Many people have equated Stewart Brand to the mythical "World's Most Interesting Man," who was featured for years in those Dos Equis commercials. Enough people that the comparison's a bit of a cliché. But like many clichés, there is something to it.
Stewart was among the most culturally catalytic people in the turbulent years of the late 1960s – although back then, he did a lot of his catalyzing behind the scenes. He went on to become a rather visible founding figure of the environmental movement of the early 70s. Later, he created one of the earliest and most influential online communities, which he named The Well. He convened history's first hacker's conference, then later co-founded one of the world's premiere centers of truly long-term thinking. He's still running that today, and is also helping the renowned bioengineer and genomicist George Church resurrect extinct species, like the wooly mammoth.
If this makes you think Stewart might be something of a historic figure, you're not alone. He showed up for his interview at my apartment with a production crew, who were filming a documentary about his life. Meanwhile John Markoff – who for decades at the NYT was among the world's most influential and well-regarded tech journalists – is writing a biography about Stewart.
For the same reasons that Stewart attracts this sort of attention, I'm taking an unusual approach to this episode. Rather than focusing solely on a single deep and complex aspect of his work, Stewart and I speak broadly about the sweep of his experiences, and the unique perspective they've given him on technology, the environment, and our prospects of navigating the coming century.
The interview is right here:
If you enjoy this interview, please consider checking out The After On Podcast. I publish new episodes every month – and my archive features dozens of unhurried conversations with world-class thinkers, founders, and scientists.
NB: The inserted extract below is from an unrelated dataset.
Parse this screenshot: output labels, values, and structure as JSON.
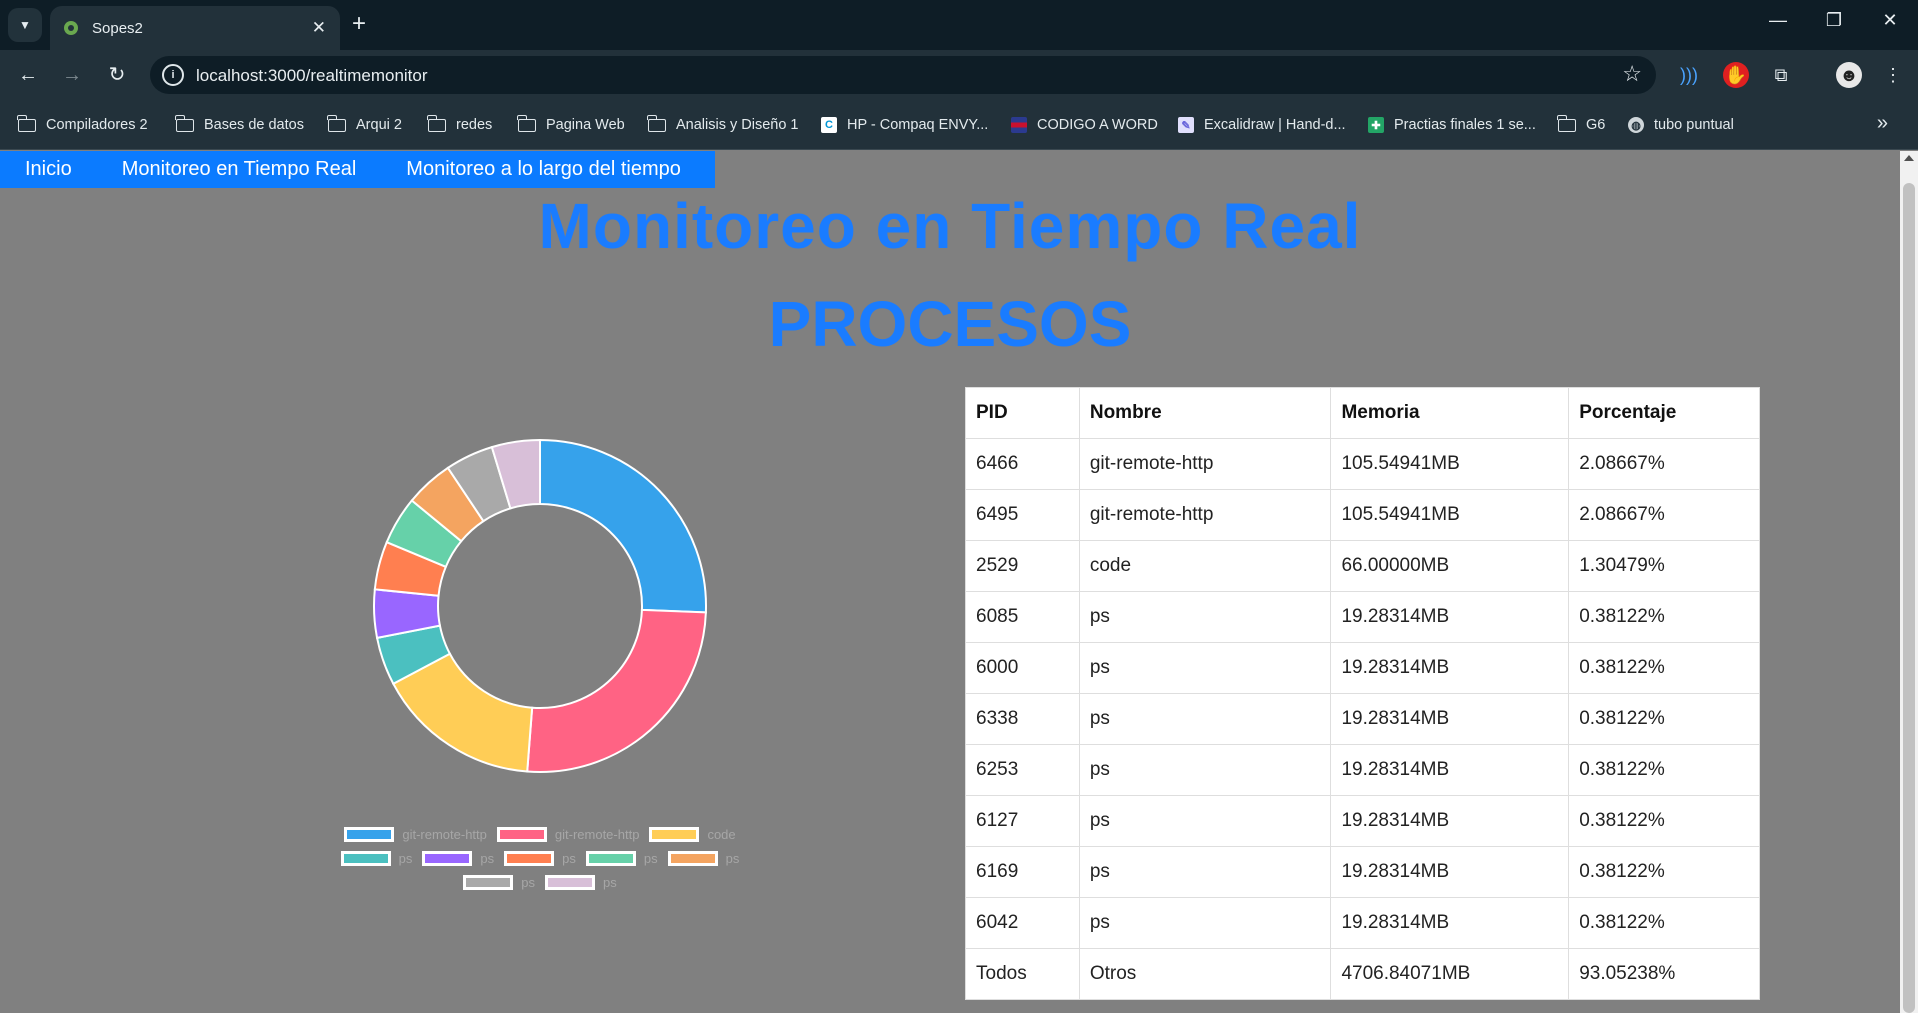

Their fields include neuroscience, synthetic biology, quantum computing, space archaeology (seriously – it's a thing!) and much more.
Image: Door of Perception